While Mr. Roe said the strategy for the new leadership is not a winning one, it is not the end of the world for Republicans who want to win in 2024. Then, the GOP will be looking at competitive congressional seats, the open U.S. Senate seat and the Michigan House.
"I think sometimes folks overstate the role of the party," he said. "More than anything it is an accounting mechanism to move federal money to state. … It is a lot easier to organize when you have central organization. We are not going to have that."
But, he said, federal groups and donors will work directly with candidates and the House Republican Campaign Committee. The HRCC in the last cycle appeared to have a fractured relationship with the state party, anyway.
"You are just going to end up taking the MIGOP out of the chain of command," Mr. Roe said. "They are going to be sitting on the sidelines."
Mr. Hills said, though, the state party does make a difference. They get a bulk-mail discount that saves money. Anything candidates are doing in their own operation that the MIGOP could do is a delegation of time and resources that could have been covered by the party.
When he was chair, Mr. Hills said, former Attorney General Mike Cox won his first race by a little over 5,000 votes. Former U.S. Rep. Mike Rogers won a congressional race by a few hundred.
"On the margins, the party makes the difference," he said. "All sorts of things the party does are very hard and very expensive to duplicate."
He also said it puts Republicans at a competitive disadvantage with the Michigan Democratic Party led by "juggernaut" Lavora Barnes, Mr. Hills said.
Among the entities sources said traditional donors might use are the House Republican Campaign Committee, the Republican State Legislative Committee, the Michigan Freedom Fund, the Great Lakes Education Project, among others. One source said new groups are not needed but existing groups will need to do more.
This source also said other states have had to grapple with fringe elements taking control of state parties and Republicans working around them to win elections. This is just new for Michigan, this source said.
Another source said an interesting factor to watch is Republican National Committee Chair Ronna McDaniel, who still lives in Michigan and has made a point to look out for her home state in Republican politics. How Mrs. McDaniel interacts with Ms. Karamo and what she does to direct national support to Michigan – and what entities in Michigan – will be closely watched, this source said.
Moving forward, Mr. Hills said, Republicans need to accept Michigan is a purple state. To win, the GOP needs to put forward "commonsense conservatives," in the mold of former Attorney General Bill Schuette, former Governor Rick Snyder or former U.S. Rep. Peter Meijer.
He said getting a win in the U.S. Senate in 2024 would be key for the right of center Republicans in the state taking control of the party.
"I think it's possible to win," he said.
As to the future and wresting control of the party from the faction that elected Ms. Karamo – the culmination of a 12-year mission of what began as the tea party in the 2010 cycle – several sources said there are discussions but it's early and a daunting task.
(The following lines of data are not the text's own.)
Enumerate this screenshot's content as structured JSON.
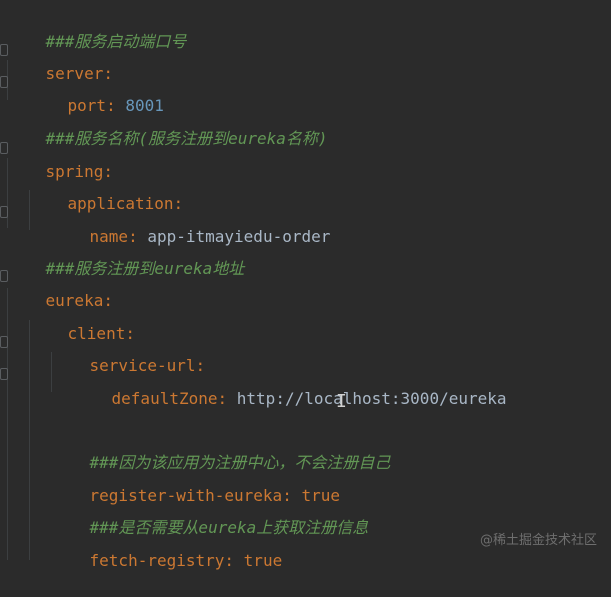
{
  "editor": {
    "lines": {
      "l1": "###服务启动端口号",
      "l2_key": "server",
      "l3_key": "port",
      "l3_val": "8001",
      "l4": "###服务名称(服务注册到eureka名称)",
      "l5_key": "spring",
      "l6_key": "application",
      "l7_key": "name",
      "l7_val": "app-itmayiedu-order",
      "l8": "###服务注册到eureka地址",
      "l9_key": "eureka",
      "l10_key": "client",
      "l11_key": "service-url",
      "l12_key": "defaultZone",
      "l12_val": "http://localhost:3000/eureka",
      "l14": "###因为该应用为注册中心，不会注册自己",
      "l15_key": "register-with-eureka",
      "l15_val": "true",
      "l16": "###是否需要从eureka上获取注册信息",
      "l17_key": "fetch-registry",
      "l17_val": "true"
    },
    "colon": ":"
  },
  "watermark": "@稀土掘金技术社区",
  "colors": {
    "background": "#2b2b2b",
    "comment": "#629755",
    "key": "#cc7832",
    "number": "#6897bb",
    "text": "#a9b7c6"
  }
}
One source said it will be interesting to see how the newcomers who supplied the energy and votes to elect Ms. Karamo respond if the party withers and suffers major defeats in 2024.
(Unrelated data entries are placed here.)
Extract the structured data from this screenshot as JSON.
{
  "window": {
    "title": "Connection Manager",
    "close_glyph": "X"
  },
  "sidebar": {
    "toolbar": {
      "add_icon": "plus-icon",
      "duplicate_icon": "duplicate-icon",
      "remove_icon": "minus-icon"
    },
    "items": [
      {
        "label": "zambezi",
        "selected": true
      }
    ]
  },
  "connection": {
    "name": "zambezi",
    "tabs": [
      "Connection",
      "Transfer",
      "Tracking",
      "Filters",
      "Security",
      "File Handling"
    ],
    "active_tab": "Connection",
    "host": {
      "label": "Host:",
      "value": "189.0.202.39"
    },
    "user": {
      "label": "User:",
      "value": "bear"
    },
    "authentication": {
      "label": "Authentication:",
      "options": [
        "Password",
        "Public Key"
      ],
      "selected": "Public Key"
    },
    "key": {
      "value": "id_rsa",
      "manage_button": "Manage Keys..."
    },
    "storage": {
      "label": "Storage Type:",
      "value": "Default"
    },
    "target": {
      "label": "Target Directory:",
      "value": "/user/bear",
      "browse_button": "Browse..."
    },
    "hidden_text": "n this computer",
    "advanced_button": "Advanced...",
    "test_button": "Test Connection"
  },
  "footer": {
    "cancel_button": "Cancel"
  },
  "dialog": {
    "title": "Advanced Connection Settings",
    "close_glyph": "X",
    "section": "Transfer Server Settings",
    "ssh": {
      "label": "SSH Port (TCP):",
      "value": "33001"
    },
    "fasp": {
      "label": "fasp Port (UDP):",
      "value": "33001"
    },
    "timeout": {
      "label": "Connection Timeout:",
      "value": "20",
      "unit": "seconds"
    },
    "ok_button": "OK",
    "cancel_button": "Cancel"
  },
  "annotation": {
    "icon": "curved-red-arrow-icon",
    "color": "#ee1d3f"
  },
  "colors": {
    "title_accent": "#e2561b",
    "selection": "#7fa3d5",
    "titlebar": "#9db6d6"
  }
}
The August 2024 primary will provide the next opportunity to elect new precinct delegates that make up the pool of potential state convention delegates to elect the party chair and nominate candidates for various offices like secretary of state, attorney general and the education boards as well as lieutenant governor. One source said it would take multiple elections for those disturbed at the party's current direction to reverse it.
"It's that far gone," this source said.
Zach Gorchow contributed to this report.